* Try it
Check each line of the records below for the word "label" and give the number of lines that have it, with nothing added.

....................

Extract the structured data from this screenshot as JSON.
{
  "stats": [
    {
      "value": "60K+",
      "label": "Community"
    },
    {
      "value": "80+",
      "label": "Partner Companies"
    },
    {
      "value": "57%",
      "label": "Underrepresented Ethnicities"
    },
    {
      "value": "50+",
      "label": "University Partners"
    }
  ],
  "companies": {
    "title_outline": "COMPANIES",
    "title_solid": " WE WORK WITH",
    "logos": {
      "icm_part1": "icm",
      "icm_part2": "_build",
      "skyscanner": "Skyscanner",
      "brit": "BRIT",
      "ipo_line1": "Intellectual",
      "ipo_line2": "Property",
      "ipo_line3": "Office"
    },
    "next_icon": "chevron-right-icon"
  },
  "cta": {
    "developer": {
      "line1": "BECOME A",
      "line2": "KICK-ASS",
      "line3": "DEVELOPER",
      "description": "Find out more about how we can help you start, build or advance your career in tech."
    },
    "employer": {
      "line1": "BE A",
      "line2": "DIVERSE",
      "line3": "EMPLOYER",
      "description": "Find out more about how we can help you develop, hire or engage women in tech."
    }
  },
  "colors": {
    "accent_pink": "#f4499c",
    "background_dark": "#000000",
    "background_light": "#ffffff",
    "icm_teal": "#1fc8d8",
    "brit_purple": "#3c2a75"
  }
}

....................

* Output
4